May 23, 2013
Iran accord cleared for vote after heated debate
As occurred last week in the Senate, the bill to ratify the accord with Iran to jointly investigate the 1994 AMIA attack was yesterday debated and cleared to be voted on at a floor session today. The Lower House’s Constitutional Affairs and Foreign Relations Committees hearing was attended by lawmakers, Foreign Minister Héctor Timerman, AMIA and DAIA Jewish community grouping heads Guillermo Borger and Julio Schlosser and relatives of the victims’ association representatives.
After the prolonged debate, the bill was cleared to be voted with 59 signatures, with the majority of opposition deputies leaving before the session had ended.
The opposition vigorously questioned Timerman, who defended the agreement.
“The memorandum will unblock” the investigation and will allow for the indicted to testify “before and be interrogated by an Argentine judge,” Timerman insisted.
In a tense session, the first heated incident occurred when Radical caucus leader Ricardo Gil Lavedra argued the treaty would “put the judicial investigation at risk,” lead to Interpol’s Red Notice arrest warrants for the accused Iranian suspects “being lifted” and that these points “put into question the accord’s constitutional validity.” When Timerman asked what “bothered” the deputy, he retorted: “What bothers me is that we negotiate with murderers.” Gil Lavedra also asked the minister about a “U$S5.9 million nuclear reactor material” sale to Iran in 2008, to which Timerman replied: “Sometimes we make mistakes.”

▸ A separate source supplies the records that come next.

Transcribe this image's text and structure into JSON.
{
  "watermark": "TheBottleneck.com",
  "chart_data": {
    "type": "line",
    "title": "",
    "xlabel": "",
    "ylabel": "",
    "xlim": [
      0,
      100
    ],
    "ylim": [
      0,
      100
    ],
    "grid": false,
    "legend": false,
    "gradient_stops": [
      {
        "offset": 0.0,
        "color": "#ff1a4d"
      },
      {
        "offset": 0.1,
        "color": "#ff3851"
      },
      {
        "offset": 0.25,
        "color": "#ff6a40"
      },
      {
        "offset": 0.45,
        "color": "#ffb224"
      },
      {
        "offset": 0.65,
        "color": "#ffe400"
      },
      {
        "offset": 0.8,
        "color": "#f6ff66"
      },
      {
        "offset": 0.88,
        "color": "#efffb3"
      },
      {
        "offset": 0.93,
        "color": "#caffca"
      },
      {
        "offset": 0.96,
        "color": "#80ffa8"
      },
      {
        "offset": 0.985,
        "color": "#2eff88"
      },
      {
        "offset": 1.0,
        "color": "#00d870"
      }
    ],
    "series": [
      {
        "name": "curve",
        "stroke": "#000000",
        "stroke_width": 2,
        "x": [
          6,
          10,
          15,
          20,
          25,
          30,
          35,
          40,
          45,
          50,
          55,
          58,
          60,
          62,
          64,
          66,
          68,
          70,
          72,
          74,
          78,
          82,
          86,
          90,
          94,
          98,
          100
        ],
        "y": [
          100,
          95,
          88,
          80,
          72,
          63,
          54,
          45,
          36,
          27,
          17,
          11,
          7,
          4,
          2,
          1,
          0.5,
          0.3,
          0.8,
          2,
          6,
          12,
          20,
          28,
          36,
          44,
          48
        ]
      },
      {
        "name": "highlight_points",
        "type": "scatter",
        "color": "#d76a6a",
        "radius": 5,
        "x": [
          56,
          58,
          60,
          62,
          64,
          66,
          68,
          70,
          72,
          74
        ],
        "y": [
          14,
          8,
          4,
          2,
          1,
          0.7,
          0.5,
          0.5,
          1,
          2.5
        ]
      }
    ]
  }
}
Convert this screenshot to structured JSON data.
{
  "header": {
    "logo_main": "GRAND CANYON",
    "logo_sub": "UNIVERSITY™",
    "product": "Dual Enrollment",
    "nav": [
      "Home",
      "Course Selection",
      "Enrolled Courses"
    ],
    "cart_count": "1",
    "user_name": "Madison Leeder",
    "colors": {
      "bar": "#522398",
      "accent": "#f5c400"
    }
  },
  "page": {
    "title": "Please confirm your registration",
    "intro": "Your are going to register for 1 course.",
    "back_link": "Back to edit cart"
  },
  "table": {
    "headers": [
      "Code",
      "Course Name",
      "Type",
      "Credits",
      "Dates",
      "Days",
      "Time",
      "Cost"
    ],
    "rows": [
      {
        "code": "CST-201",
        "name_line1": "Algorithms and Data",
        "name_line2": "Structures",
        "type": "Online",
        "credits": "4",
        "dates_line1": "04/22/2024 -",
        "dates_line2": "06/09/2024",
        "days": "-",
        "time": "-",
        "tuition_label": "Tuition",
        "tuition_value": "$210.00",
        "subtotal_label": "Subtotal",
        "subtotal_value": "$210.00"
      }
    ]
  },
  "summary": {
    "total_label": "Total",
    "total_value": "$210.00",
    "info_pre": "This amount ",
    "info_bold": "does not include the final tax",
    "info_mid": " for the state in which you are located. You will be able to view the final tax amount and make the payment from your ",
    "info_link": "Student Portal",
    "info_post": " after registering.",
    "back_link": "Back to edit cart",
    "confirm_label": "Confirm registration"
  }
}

Broad Progressive Front caucus leader Juan Carlos Zabalza questioned Timerman for saying legislators “fantasize” over alleged “secret clauses” with Iran, while PRO caucus leader Federico Pinedo caused a stir when he asked the foreign minister if it had been an “Iranian imposition to sign the accord on (International) Holocaust (Remembrance) Day.”
“I did not expect such a low blow from you, take back your statement... it is evident none of your people were killed in the Holocaust,” Timerman replied.
Civic Coalition leader Elisa Carrió asserted: “You have forsaken me, the Jewish people, the Argentine people; I would have resigned before signing this.”
Timerman provided the government’s response to each statement, though further support came with Victory Front majority leader Agustín Rossi claiming “this government set the course for the case first with former president Néstor Kirchner and ratified it with President Cristina Fernández de Kirchner.”
“It is not true that the entire Jewish community is against the accord,” he continued, adding that he had “not heard a single suggestion on what to do” by the opposition, just on “what not to do.”
Next to speak were Jewish community grouping leaders and relatives of the victims, with AMIA head Guillermo Borger saying “only because we seek justice do we reject this agreement,” and assuring that it would be a “step forward into an abyss” due to its “dilatory and ambiguous” nature. Grouping for the Clarification of the Unpunished AMIA Massacre (APEMIA) leader Laura Ginsberg launched the strongest attack on the Kirchnerite administration, which it accused of having covered up the “local connection.”
In another argument, FpV lawmaker Andrés Larroque allegedly called centre-right Deputy Laura Alonso a “tramp.” The comment infuriated Alonso who got up and told Larroque to say the insult again to her face “you coward.”
TIMERMAN ‘HELP’ DENIED
Sources at the Prosecutors’ Office yesterday refuted Timerman’s claim during the Lower House debate that he had provided lead Prosecutor Alberto Nisman with “a crucial piece of evidence in the attack’s investigation” in 2010. “Timerman was surely referring to an article in The New York Times that said it had been proven that four terrorists detained in 2007 accused of having planned an attack in the US had a prolonged relationship with (former Iranian Cultural Attaché in Argentina Moshen) Rabbani,” a suspect in the AMIA case, the source said.
— Herald with DyN, Telam, Ambito.com